[TASK DESCRIPTION] State the count of lines below featuring the word "name", and write nothing further.

[EXERCISE MATERIAL]
-------------------------
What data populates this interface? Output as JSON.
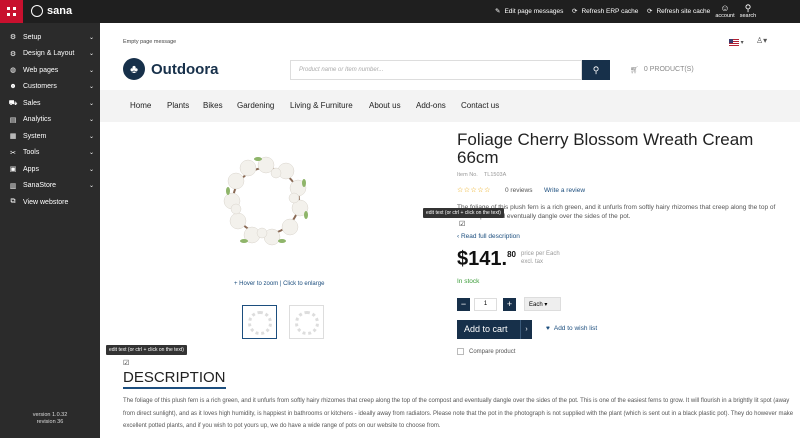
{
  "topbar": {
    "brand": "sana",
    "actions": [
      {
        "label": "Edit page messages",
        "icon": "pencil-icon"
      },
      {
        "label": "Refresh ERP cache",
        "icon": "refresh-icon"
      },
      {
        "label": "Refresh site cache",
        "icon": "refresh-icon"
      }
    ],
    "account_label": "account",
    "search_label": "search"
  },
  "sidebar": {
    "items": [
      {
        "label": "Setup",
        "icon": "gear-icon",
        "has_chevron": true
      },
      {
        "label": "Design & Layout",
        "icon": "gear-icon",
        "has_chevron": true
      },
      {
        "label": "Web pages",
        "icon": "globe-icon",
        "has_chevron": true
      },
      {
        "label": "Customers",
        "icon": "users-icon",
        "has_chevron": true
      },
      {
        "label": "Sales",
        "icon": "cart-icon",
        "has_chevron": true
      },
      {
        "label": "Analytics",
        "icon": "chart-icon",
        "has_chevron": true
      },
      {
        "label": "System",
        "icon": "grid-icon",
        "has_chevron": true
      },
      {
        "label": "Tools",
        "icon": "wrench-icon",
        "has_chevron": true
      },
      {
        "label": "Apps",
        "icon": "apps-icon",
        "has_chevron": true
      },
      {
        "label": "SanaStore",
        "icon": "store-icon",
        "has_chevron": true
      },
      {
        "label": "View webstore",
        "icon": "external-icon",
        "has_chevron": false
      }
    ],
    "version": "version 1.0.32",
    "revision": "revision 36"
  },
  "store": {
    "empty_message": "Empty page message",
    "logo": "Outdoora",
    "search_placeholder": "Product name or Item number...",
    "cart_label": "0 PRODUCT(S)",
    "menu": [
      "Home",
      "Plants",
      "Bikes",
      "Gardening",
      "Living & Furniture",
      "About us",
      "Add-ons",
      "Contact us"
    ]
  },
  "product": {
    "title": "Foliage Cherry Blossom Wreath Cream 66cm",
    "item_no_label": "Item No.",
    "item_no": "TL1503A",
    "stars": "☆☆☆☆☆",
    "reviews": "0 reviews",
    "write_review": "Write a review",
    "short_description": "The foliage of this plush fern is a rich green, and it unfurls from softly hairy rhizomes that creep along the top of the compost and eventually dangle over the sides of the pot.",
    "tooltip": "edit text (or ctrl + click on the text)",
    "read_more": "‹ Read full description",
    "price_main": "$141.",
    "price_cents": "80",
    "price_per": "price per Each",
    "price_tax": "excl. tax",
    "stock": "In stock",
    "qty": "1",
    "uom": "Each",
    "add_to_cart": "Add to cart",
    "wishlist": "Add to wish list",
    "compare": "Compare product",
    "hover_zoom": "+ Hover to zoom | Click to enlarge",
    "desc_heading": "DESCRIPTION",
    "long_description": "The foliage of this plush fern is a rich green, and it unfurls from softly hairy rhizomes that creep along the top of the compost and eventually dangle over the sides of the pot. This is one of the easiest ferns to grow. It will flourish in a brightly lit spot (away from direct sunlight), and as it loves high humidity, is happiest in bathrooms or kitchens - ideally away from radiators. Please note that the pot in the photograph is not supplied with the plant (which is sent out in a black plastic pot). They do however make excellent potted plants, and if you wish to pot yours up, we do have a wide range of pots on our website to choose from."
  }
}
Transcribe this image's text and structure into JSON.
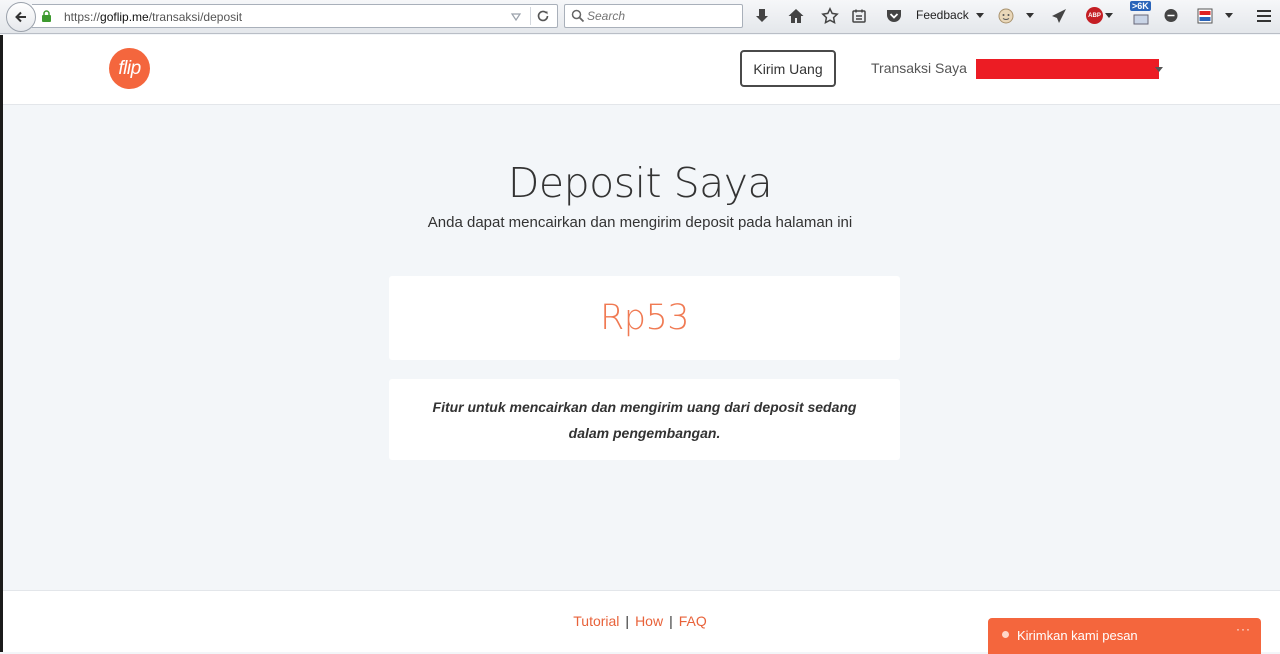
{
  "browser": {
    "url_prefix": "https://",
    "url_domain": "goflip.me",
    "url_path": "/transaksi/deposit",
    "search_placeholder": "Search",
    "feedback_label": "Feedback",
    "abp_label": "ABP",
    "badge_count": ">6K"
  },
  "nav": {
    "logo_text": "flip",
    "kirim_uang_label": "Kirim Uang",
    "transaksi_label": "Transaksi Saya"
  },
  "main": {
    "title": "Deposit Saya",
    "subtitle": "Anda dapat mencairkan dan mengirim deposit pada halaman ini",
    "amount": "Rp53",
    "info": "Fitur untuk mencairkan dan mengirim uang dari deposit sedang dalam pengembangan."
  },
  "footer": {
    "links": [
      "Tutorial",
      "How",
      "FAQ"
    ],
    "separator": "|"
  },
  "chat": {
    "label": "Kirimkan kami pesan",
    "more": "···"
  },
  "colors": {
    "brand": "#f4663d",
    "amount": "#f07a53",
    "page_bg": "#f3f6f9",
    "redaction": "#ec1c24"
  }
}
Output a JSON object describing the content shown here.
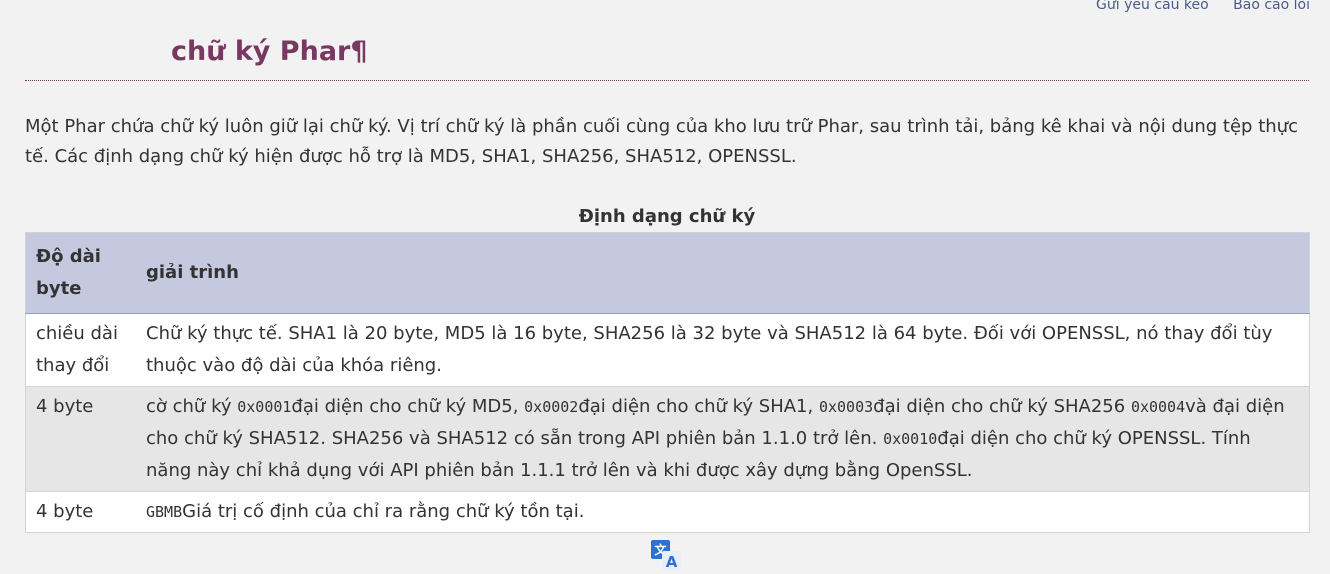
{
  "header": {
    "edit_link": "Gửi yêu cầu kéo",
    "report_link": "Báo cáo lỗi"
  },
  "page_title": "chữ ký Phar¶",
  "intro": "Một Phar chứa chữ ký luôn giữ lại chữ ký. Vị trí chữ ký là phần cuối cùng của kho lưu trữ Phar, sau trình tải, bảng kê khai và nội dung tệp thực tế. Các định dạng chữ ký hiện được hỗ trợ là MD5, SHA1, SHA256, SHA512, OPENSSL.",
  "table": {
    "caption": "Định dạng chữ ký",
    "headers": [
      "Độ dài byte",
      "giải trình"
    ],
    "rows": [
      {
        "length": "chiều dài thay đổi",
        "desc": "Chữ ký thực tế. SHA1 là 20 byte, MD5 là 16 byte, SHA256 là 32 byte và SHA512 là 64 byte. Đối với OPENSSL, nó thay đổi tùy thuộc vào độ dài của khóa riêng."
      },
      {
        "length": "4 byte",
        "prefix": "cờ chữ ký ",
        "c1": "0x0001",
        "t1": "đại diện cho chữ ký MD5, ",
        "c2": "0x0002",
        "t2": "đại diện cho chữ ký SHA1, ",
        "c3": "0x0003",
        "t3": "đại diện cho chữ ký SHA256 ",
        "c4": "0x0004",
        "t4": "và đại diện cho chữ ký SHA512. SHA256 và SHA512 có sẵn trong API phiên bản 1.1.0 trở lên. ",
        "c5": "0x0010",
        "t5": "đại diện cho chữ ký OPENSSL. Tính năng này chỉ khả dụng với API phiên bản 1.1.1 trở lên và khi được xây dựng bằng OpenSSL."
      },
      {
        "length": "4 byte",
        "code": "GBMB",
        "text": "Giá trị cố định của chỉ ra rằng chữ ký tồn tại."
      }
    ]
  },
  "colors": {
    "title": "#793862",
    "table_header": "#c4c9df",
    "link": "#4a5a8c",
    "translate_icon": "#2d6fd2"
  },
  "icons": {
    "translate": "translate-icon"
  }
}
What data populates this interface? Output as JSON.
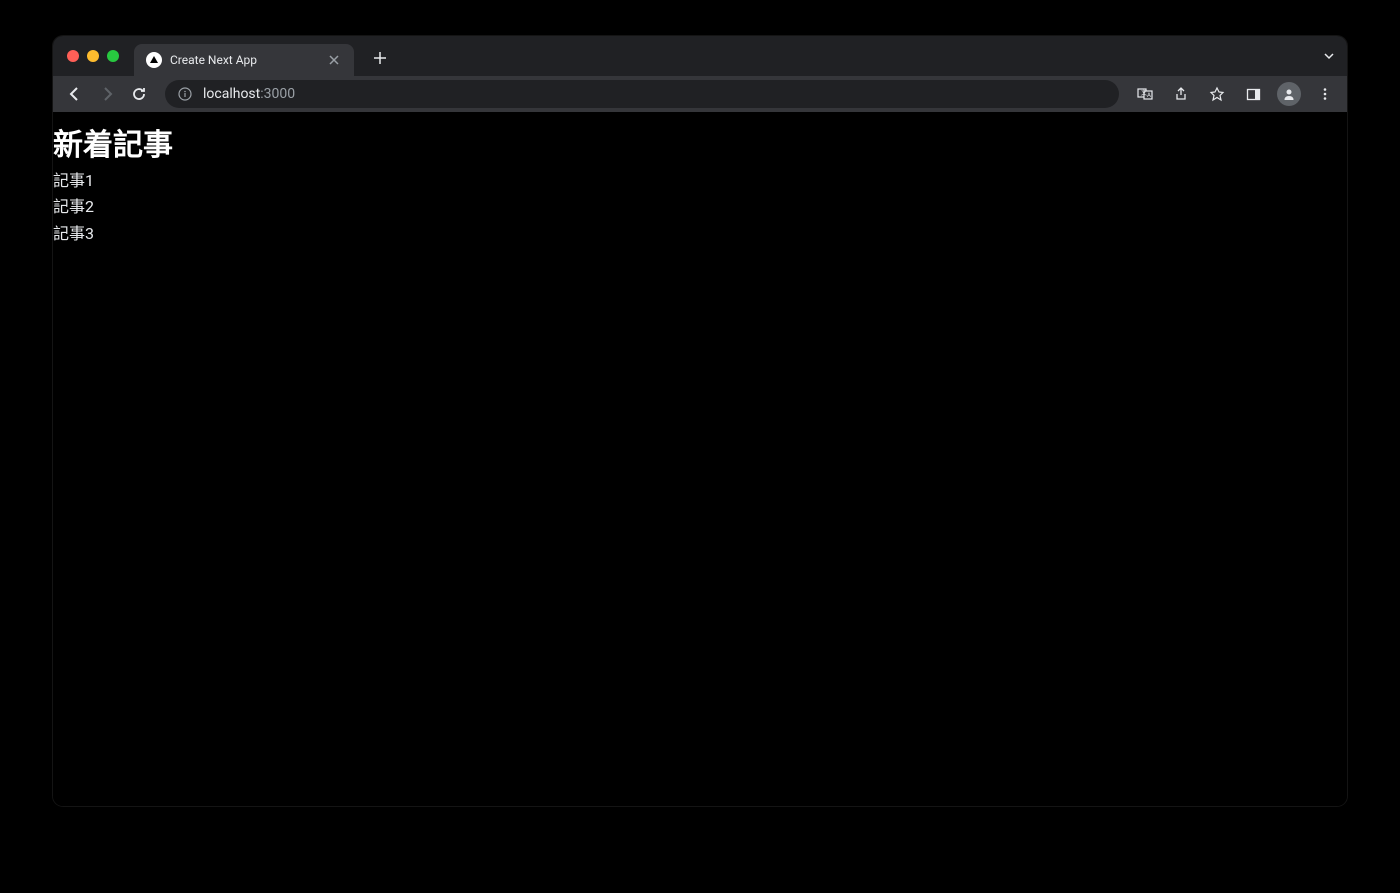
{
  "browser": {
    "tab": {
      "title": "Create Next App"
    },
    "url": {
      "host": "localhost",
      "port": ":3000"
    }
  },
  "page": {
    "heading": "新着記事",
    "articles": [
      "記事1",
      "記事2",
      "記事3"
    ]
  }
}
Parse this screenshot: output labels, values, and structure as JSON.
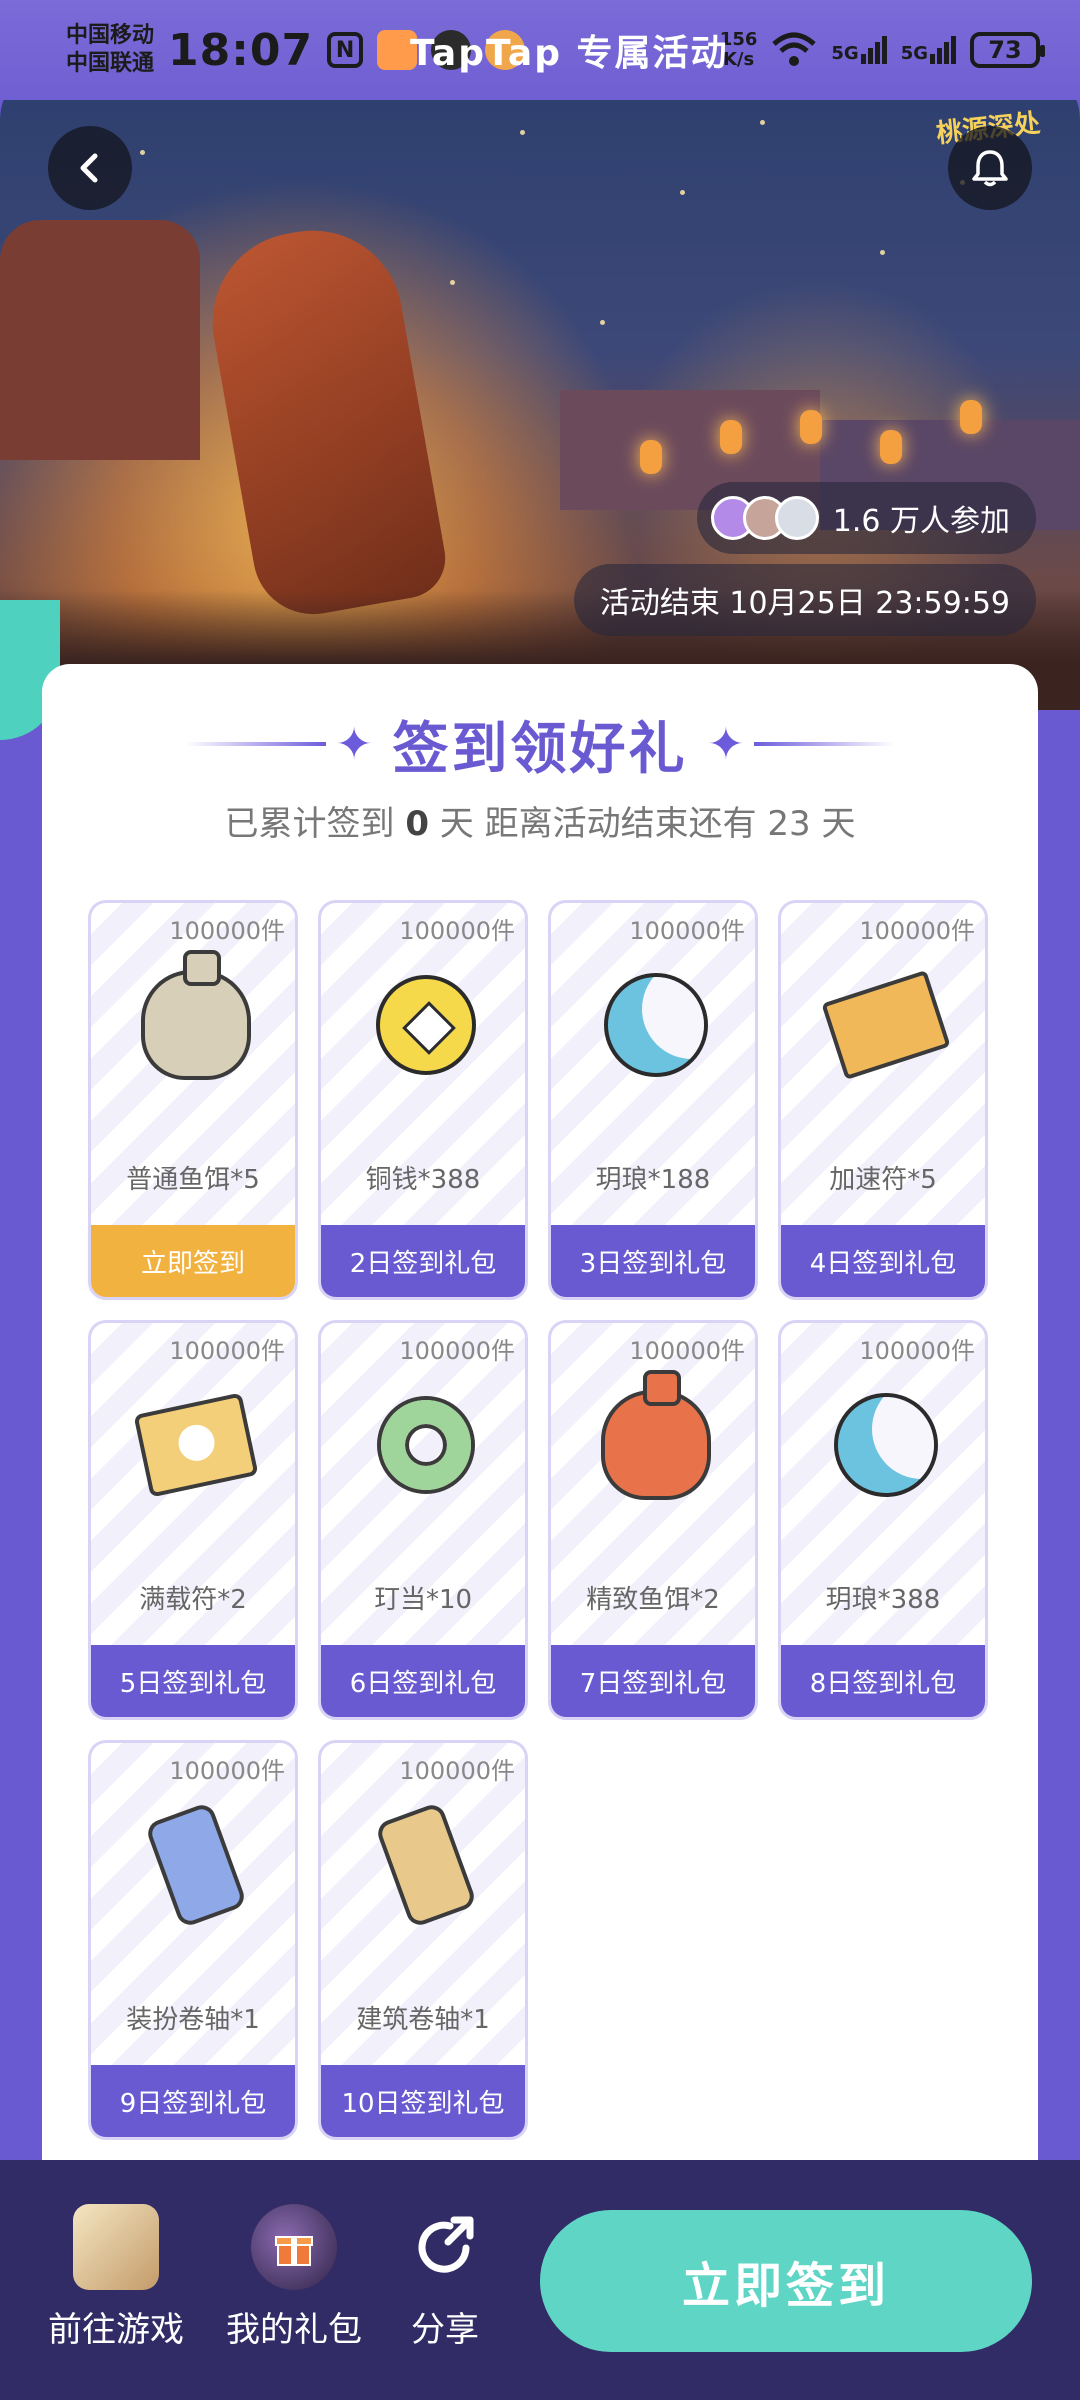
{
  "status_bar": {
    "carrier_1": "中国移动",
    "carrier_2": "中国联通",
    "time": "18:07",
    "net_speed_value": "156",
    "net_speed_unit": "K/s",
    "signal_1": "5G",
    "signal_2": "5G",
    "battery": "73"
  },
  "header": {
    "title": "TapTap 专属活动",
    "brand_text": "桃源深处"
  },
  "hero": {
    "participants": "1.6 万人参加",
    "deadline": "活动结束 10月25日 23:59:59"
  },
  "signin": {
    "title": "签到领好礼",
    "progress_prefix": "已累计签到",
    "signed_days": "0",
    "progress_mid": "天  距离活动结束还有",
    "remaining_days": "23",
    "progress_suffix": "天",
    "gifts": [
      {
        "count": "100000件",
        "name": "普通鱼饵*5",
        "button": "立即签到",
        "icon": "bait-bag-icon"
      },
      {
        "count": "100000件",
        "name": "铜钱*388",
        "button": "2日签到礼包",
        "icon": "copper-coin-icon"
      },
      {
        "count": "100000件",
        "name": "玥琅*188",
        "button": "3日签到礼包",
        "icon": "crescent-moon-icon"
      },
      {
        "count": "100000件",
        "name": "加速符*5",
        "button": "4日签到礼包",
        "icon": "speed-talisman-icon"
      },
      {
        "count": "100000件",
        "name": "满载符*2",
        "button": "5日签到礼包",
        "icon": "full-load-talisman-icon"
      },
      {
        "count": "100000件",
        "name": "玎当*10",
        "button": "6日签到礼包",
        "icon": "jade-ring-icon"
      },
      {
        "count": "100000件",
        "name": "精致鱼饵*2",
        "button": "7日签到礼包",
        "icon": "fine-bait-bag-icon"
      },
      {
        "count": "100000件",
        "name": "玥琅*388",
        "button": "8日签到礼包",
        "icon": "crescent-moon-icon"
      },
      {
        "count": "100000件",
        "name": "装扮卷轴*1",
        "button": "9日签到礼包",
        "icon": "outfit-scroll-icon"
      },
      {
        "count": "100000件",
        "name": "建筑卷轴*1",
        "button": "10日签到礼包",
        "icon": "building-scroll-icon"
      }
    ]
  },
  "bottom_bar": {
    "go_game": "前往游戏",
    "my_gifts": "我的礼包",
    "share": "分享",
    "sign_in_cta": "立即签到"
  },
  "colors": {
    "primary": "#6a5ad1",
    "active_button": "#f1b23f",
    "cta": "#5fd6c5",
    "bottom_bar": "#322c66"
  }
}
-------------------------
[TASK RESPONSE] 11